Silk is the strongest natural fibre and yet one of the most luxurious. The weight of silk is known as the 'momme' (mm). The higher the momme, the heavier the silk, and will hang straighter on the body. If you have a straight up and down figure, look for silk fabric of at least 15mm to achieve the heaviness, which in turn will hang from your frame, rather than cling. A lighter weight silk will follow the body shape and have fabulous draping qualities, making it ideal for curvy figures. It is however important to get a good fit, as the sheen in the silk will reflect imperfections. Better for the fabric to follow the body shape, than cling to it. Brands such as Winser London also weave a touch of elastane into their silk which makes it very comfortable to wear.

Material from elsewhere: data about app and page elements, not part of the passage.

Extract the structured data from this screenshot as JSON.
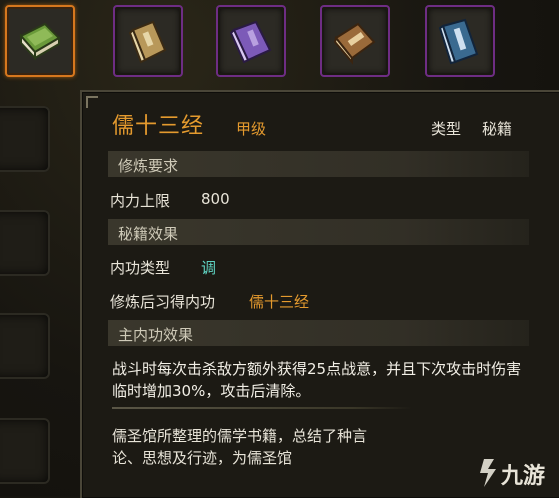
{
  "item_slots": [
    {
      "name": "green-book-icon",
      "active": true,
      "cover": "#6a9a3a",
      "accent": "#c8d89a"
    },
    {
      "name": "tan-book-icon",
      "active": false,
      "cover": "#b8985a",
      "accent": "#e6d6a8"
    },
    {
      "name": "purple-book-icon",
      "active": false,
      "cover": "#7c5ab8",
      "accent": "#d8c8f0"
    },
    {
      "name": "brown-book-icon",
      "active": false,
      "cover": "#9a6a3a",
      "accent": "#e8d0a0"
    },
    {
      "name": "blue-book-icon",
      "active": false,
      "cover": "#3a6a90",
      "accent": "#cfe0f0"
    }
  ],
  "tooltip": {
    "title": "儒十三经",
    "grade": "甲级",
    "type_label": "类型",
    "type_value": "秘籍",
    "sections": {
      "requirements": "修炼要求",
      "effects": "秘籍效果",
      "main_effect": "主内功效果"
    },
    "rows": {
      "neili_label": "内力上限",
      "neili_value": "800",
      "neigong_type_label": "内功类型",
      "neigong_type_value": "调",
      "learned_label": "修炼后习得内功",
      "learned_value": "儒十三经"
    },
    "description": "战斗时每次击杀敌方额外获得25点战意，并且下次攻击时伤害临时增加30%，攻击后清除。",
    "lore": "儒圣馆所整理的儒学书籍，总结了种言论、思想及行迹，为儒圣馆"
  },
  "watermark": {
    "text": "九游"
  },
  "colors": {
    "accent_orange": "#e49a2e",
    "accent_teal": "#5fd3c2",
    "slot_border": "#6e2d84",
    "slot_active": "#d6771e"
  }
}
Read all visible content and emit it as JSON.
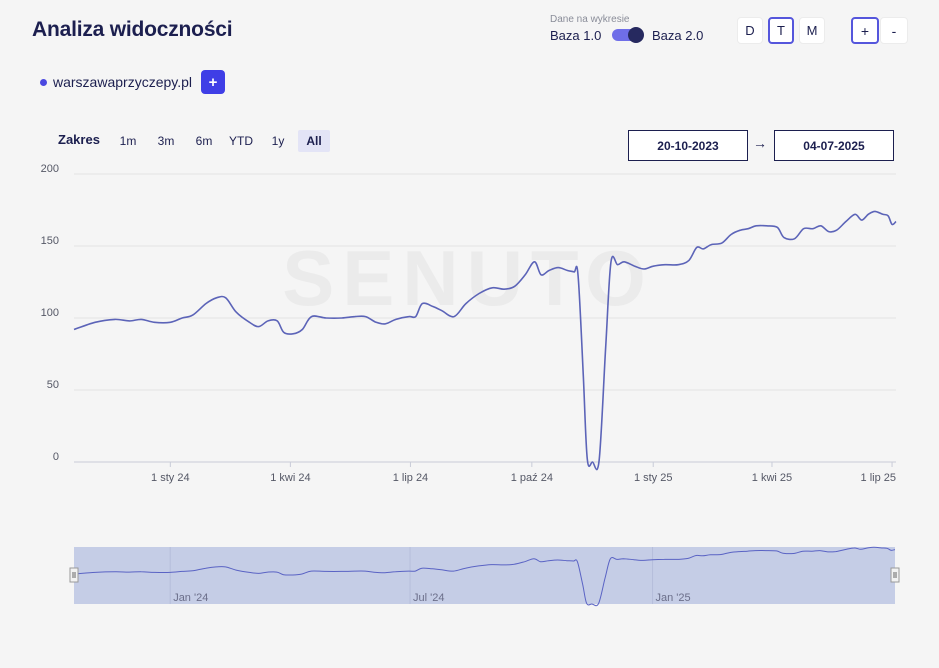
{
  "header": {
    "title": "Analiza widoczności",
    "data_toggle": {
      "caption": "Dane na wykresie",
      "left_label": "Baza 1.0",
      "right_label": "Baza 2.0",
      "selected": "Baza 2.0"
    },
    "period_buttons": [
      "D",
      "T",
      "M"
    ],
    "period_selected": "T",
    "zoom_in_label": "+",
    "zoom_out_label": "-"
  },
  "domains": [
    {
      "name": "warszawaprzyczepy.pl",
      "color": "#4a48e0"
    }
  ],
  "add_domain_label": "+",
  "range": {
    "label": "Zakres",
    "buttons": [
      "1m",
      "3m",
      "6m",
      "YTD",
      "1y",
      "All"
    ],
    "selected": "All",
    "from_date": "20-10-2023",
    "arrow": "→",
    "to_date": "04-07-2025"
  },
  "watermark": "SENUTO",
  "colors": {
    "accent": "#4a48e0",
    "line": "#5c64b8",
    "navigator_fill": "#c5cde6"
  },
  "chart_data": {
    "type": "line",
    "title": "",
    "xlabel": "",
    "ylabel": "",
    "ylim": [
      0,
      200
    ],
    "y_ticks": [
      0,
      50,
      100,
      150,
      200
    ],
    "x_range": [
      "2023-10-20",
      "2025-07-04"
    ],
    "x_ticks": [
      {
        "date": "2024-01-01",
        "label": "1 sty 24"
      },
      {
        "date": "2024-04-01",
        "label": "1 kwi 24"
      },
      {
        "date": "2024-07-01",
        "label": "1 lip 24"
      },
      {
        "date": "2024-10-01",
        "label": "1 paź 24"
      },
      {
        "date": "2025-01-01",
        "label": "1 sty 25"
      },
      {
        "date": "2025-04-01",
        "label": "1 kwi 25"
      },
      {
        "date": "2025-07-01",
        "label": "1 lip 25"
      }
    ],
    "grid": true,
    "series": [
      {
        "name": "warszawaprzyczepy.pl",
        "points": [
          [
            "2023-10-20",
            92
          ],
          [
            "2023-11-05",
            97
          ],
          [
            "2023-11-20",
            99
          ],
          [
            "2023-12-01",
            98
          ],
          [
            "2023-12-10",
            99
          ],
          [
            "2023-12-20",
            97
          ],
          [
            "2024-01-01",
            97
          ],
          [
            "2024-01-10",
            100
          ],
          [
            "2024-01-18",
            102
          ],
          [
            "2024-01-28",
            110
          ],
          [
            "2024-02-05",
            114
          ],
          [
            "2024-02-12",
            114
          ],
          [
            "2024-02-20",
            104
          ],
          [
            "2024-03-01",
            97
          ],
          [
            "2024-03-08",
            94
          ],
          [
            "2024-03-15",
            98
          ],
          [
            "2024-03-22",
            98
          ],
          [
            "2024-03-27",
            90
          ],
          [
            "2024-04-03",
            89
          ],
          [
            "2024-04-10",
            92
          ],
          [
            "2024-04-17",
            101
          ],
          [
            "2024-04-28",
            100
          ],
          [
            "2024-05-10",
            100
          ],
          [
            "2024-05-20",
            101
          ],
          [
            "2024-05-28",
            101
          ],
          [
            "2024-06-05",
            97
          ],
          [
            "2024-06-12",
            96
          ],
          [
            "2024-06-20",
            99
          ],
          [
            "2024-06-30",
            101
          ],
          [
            "2024-07-05",
            101
          ],
          [
            "2024-07-10",
            110
          ],
          [
            "2024-07-18",
            108
          ],
          [
            "2024-07-25",
            105
          ],
          [
            "2024-08-03",
            101
          ],
          [
            "2024-08-12",
            110
          ],
          [
            "2024-08-22",
            117
          ],
          [
            "2024-09-01",
            121
          ],
          [
            "2024-09-10",
            120
          ],
          [
            "2024-09-18",
            122
          ],
          [
            "2024-09-26",
            130
          ],
          [
            "2024-10-03",
            139
          ],
          [
            "2024-10-08",
            130
          ],
          [
            "2024-10-14",
            133
          ],
          [
            "2024-10-21",
            135
          ],
          [
            "2024-10-28",
            133
          ],
          [
            "2024-11-02",
            132
          ],
          [
            "2024-11-05",
            130
          ],
          [
            "2024-11-09",
            60
          ],
          [
            "2024-11-12",
            2
          ],
          [
            "2024-11-16",
            0
          ],
          [
            "2024-11-21",
            1
          ],
          [
            "2024-11-26",
            80
          ],
          [
            "2024-11-30",
            139
          ],
          [
            "2024-12-05",
            137
          ],
          [
            "2024-12-10",
            139
          ],
          [
            "2024-12-18",
            136
          ],
          [
            "2024-12-25",
            134
          ],
          [
            "2025-01-01",
            136
          ],
          [
            "2025-01-10",
            137
          ],
          [
            "2025-01-20",
            137
          ],
          [
            "2025-01-28",
            140
          ],
          [
            "2025-02-03",
            149
          ],
          [
            "2025-02-08",
            148
          ],
          [
            "2025-02-14",
            151
          ],
          [
            "2025-02-22",
            152
          ],
          [
            "2025-03-01",
            158
          ],
          [
            "2025-03-08",
            161
          ],
          [
            "2025-03-14",
            162
          ],
          [
            "2025-03-20",
            164
          ],
          [
            "2025-03-28",
            164
          ],
          [
            "2025-04-05",
            163
          ],
          [
            "2025-04-10",
            156
          ],
          [
            "2025-04-18",
            155
          ],
          [
            "2025-04-25",
            162
          ],
          [
            "2025-05-02",
            162
          ],
          [
            "2025-05-08",
            164
          ],
          [
            "2025-05-14",
            160
          ],
          [
            "2025-05-20",
            161
          ],
          [
            "2025-05-27",
            167
          ],
          [
            "2025-06-03",
            172
          ],
          [
            "2025-06-08",
            168
          ],
          [
            "2025-06-13",
            172
          ],
          [
            "2025-06-18",
            174
          ],
          [
            "2025-06-24",
            172
          ],
          [
            "2025-06-28",
            171
          ],
          [
            "2025-07-01",
            165
          ],
          [
            "2025-07-04",
            167
          ]
        ]
      }
    ],
    "navigator": {
      "range": [
        "2023-10-20",
        "2025-07-04"
      ],
      "ticks": [
        {
          "date": "2024-01-01",
          "label": "Jan '24"
        },
        {
          "date": "2024-07-01",
          "label": "Jul '24"
        },
        {
          "date": "2025-01-01",
          "label": "Jan '25"
        }
      ]
    }
  }
}
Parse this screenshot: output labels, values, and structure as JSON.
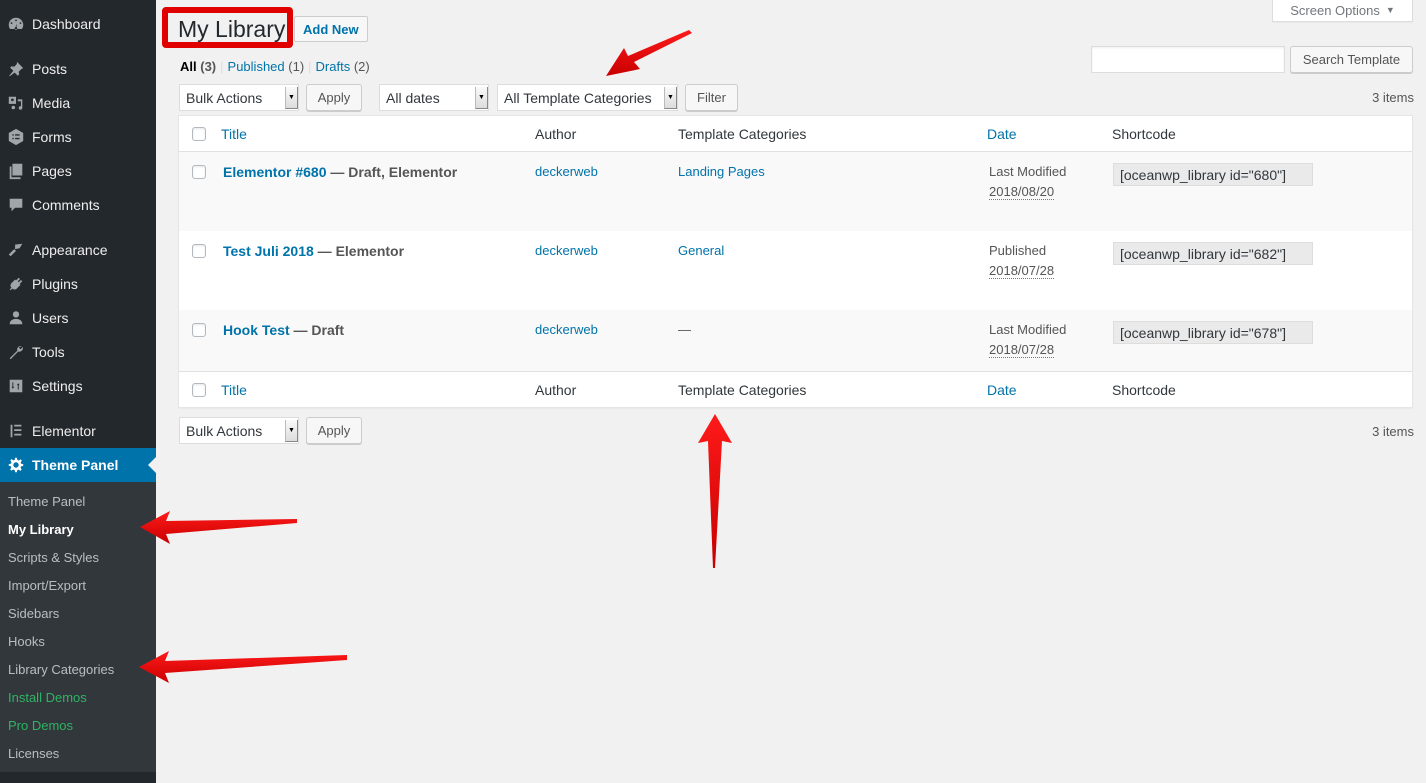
{
  "sidebar": {
    "menu": [
      {
        "label": "Dashboard",
        "icon": "dashboard-icon"
      },
      {
        "label": "Posts",
        "icon": "pin-icon"
      },
      {
        "label": "Media",
        "icon": "media-icon"
      },
      {
        "label": "Forms",
        "icon": "forms-icon"
      },
      {
        "label": "Pages",
        "icon": "pages-icon"
      },
      {
        "label": "Comments",
        "icon": "comment-icon"
      },
      {
        "label": "Appearance",
        "icon": "paintbrush-icon"
      },
      {
        "label": "Plugins",
        "icon": "plug-icon"
      },
      {
        "label": "Users",
        "icon": "user-icon"
      },
      {
        "label": "Tools",
        "icon": "wrench-icon"
      },
      {
        "label": "Settings",
        "icon": "settings-icon"
      },
      {
        "label": "Elementor",
        "icon": "elementor-icon"
      },
      {
        "label": "Theme Panel",
        "icon": "gear-icon",
        "current": true
      }
    ],
    "submenu": [
      {
        "label": "Theme Panel"
      },
      {
        "label": "My Library",
        "current": true
      },
      {
        "label": "Scripts & Styles"
      },
      {
        "label": "Import/Export"
      },
      {
        "label": "Sidebars"
      },
      {
        "label": "Hooks"
      },
      {
        "label": "Library Categories"
      },
      {
        "label": "Install Demos",
        "highlight": "#2fb364"
      },
      {
        "label": "Pro Demos",
        "highlight": "#2fb364"
      },
      {
        "label": "Licenses"
      }
    ]
  },
  "header": {
    "screen_options": "Screen Options",
    "page_title": "My Library",
    "add_new": "Add New"
  },
  "views": [
    {
      "label": "All",
      "count": "(3)",
      "active": true
    },
    {
      "label": "Published",
      "count": "(1)"
    },
    {
      "label": "Drafts",
      "count": "(2)"
    }
  ],
  "search": {
    "value": "",
    "button": "Search Template"
  },
  "tablenav_top": {
    "bulk_actions": "Bulk Actions",
    "apply": "Apply",
    "dates": "All dates",
    "categories": "All Template Categories",
    "filter": "Filter",
    "items": "3 items"
  },
  "tablenav_bottom": {
    "bulk_actions": "Bulk Actions",
    "apply": "Apply",
    "items": "3 items"
  },
  "table": {
    "columns": {
      "title": "Title",
      "author": "Author",
      "categories": "Template Categories",
      "date": "Date",
      "shortcode": "Shortcode"
    },
    "rows": [
      {
        "title": "Elementor #680",
        "state": " — Draft, Elementor",
        "author": "deckerweb",
        "category": "Landing Pages",
        "date_label": "Last Modified",
        "date": "2018/08/20",
        "shortcode": "[oceanwp_library id=\"680\"]"
      },
      {
        "title": "Test Juli 2018",
        "state": " — Elementor",
        "author": "deckerweb",
        "category": "General",
        "date_label": "Published",
        "date": "2018/07/28",
        "shortcode": "[oceanwp_library id=\"682\"]"
      },
      {
        "title": "Hook Test",
        "state": " — Draft",
        "author": "deckerweb",
        "category": "—",
        "date_label": "Last Modified",
        "date": "2018/07/28",
        "shortcode": "[oceanwp_library id=\"678\"]"
      }
    ]
  },
  "annotations": {
    "color": "#e00000"
  }
}
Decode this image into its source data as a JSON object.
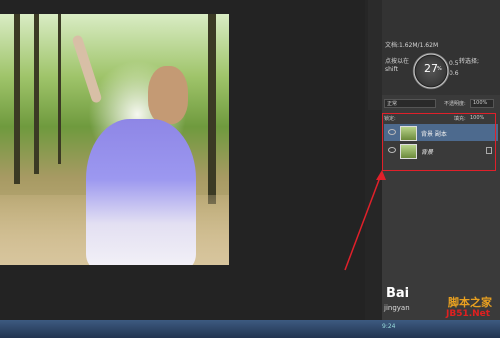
{
  "info_panel": {
    "doc_size": "文档:1.62M/1.62M",
    "line1": "点按以在",
    "line2": "shift",
    "line3": "转选择;",
    "line4": "0.5",
    "line5": "0.6",
    "gauge_value": "27",
    "gauge_unit": "%"
  },
  "layers": {
    "blend_mode": "正常",
    "opacity_label": "不透明度:",
    "opacity_value": "100%",
    "lock_label": "锁定:",
    "fill_label": "填充:",
    "fill_value": "100%",
    "items": [
      {
        "name": "背景 副本"
      },
      {
        "name": "背景"
      }
    ]
  },
  "watermark": {
    "main": "Bai",
    "sub": "jingyan",
    "jb": "脚本之家",
    "jb_url": "JB51.Net"
  },
  "taskbar": {
    "time": "9:24"
  }
}
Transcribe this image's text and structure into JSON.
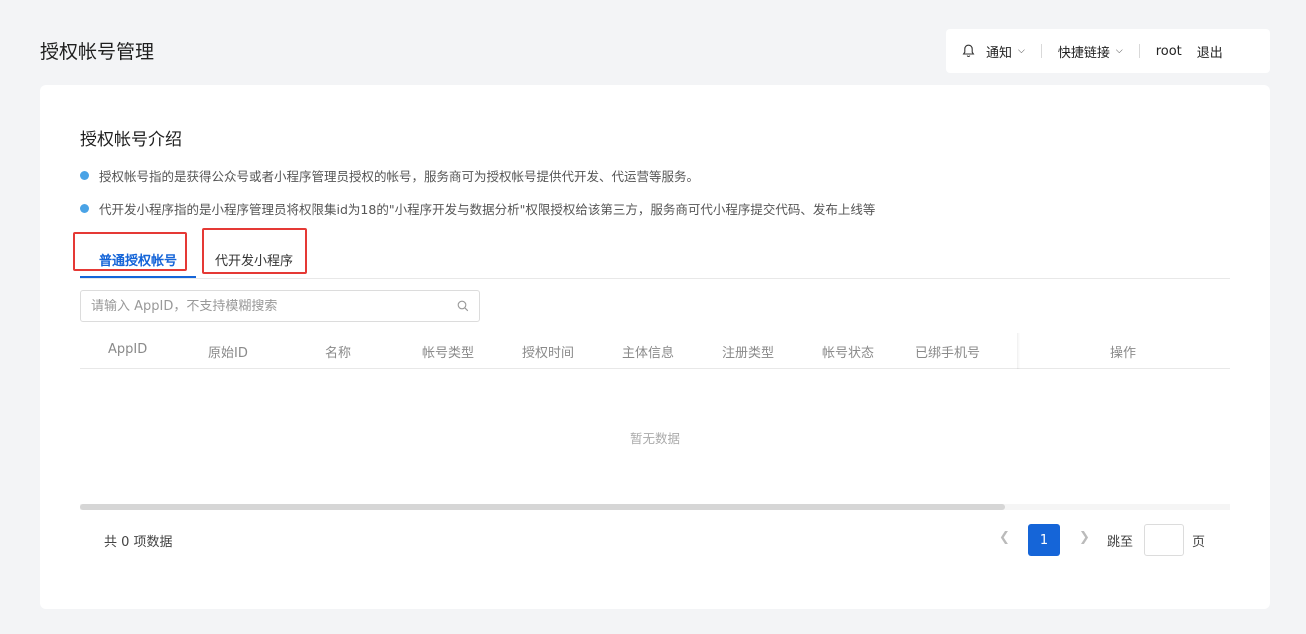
{
  "header": {
    "title": "授权帐号管理",
    "notify_label": "通知",
    "quicklinks_label": "快捷链接",
    "user": "root",
    "logout_label": "退出"
  },
  "intro": {
    "title": "授权帐号介绍",
    "bullets": [
      "授权帐号指的是获得公众号或者小程序管理员授权的帐号，服务商可为授权帐号提供代开发、代运营等服务。",
      "代开发小程序指的是小程序管理员将权限集id为18的\"小程序开发与数据分析\"权限授权给该第三方，服务商可代小程序提交代码、发布上线等"
    ]
  },
  "tabs": [
    {
      "label": "普通授权帐号",
      "active": true
    },
    {
      "label": "代开发小程序",
      "active": false
    }
  ],
  "search": {
    "placeholder": "请输入 AppID，不支持模糊搜索"
  },
  "table": {
    "columns": [
      "AppID",
      "原始ID",
      "名称",
      "帐号类型",
      "授权时间",
      "主体信息",
      "注册类型",
      "帐号状态",
      "已绑手机号",
      "操作"
    ],
    "empty_text": "暂无数据"
  },
  "pagination": {
    "total_text": "共 0 项数据",
    "current_page": "1",
    "jump_label": "跳至",
    "page_suffix": "页"
  },
  "colors": {
    "accent": "#1565d8",
    "bullet": "#4aa3e6",
    "highlight_box": "#e53935"
  }
}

We often think of linen as being a stiff fabric that creases easily, but if it's cut on the bias, it takes on a different property altogether. It is therefore suitable for many body shapes. Cool to the touch and very breathable, it makes for a good choice in hot weather. If you have a curvy figure or carry weight around your torso or thigh area, look for linen that has been cut on the bias. It will drape over these areas rather than stand off (which will add pounds to your frame). Of course if you are more rectangular or column shaped, a crisp linen is ideal to give you a flattering silhouette.
Natural fibres have far more advantages than man-made products, and wool is no exception. The key with wool is to consider density; the thicker the knit, the bulkier it will be on your frame. This can work to your advantage, for example, a lean rectangle body shape can use an oversized, woolly jumper to break up the 'runner bean' look and add interest. Conversely, it can also add bulk to a frame in an unflattering way. Apple body shapes may look much larger in thick, chunky knits. Far better to layer with thinner pieces than one big one.
IT'S EASY WHEN YOU KNOW HOW...
Of course I haven't even mentioned crepe, jersey, flannel, chambray, cupro, taffeta, gabardine, tweed, chiffon and synthetic. But it doesn't have to be a minefield. You just need the tools of the trade! During a style consultation, I talk about fabric and fit, because I feel that it is important, not only to understand your body shape, but to be able to choose clothes that are flattering. Understanding the way that fabric holds itself on the body is key to achieving your very best look. Book in for your consultation NOW!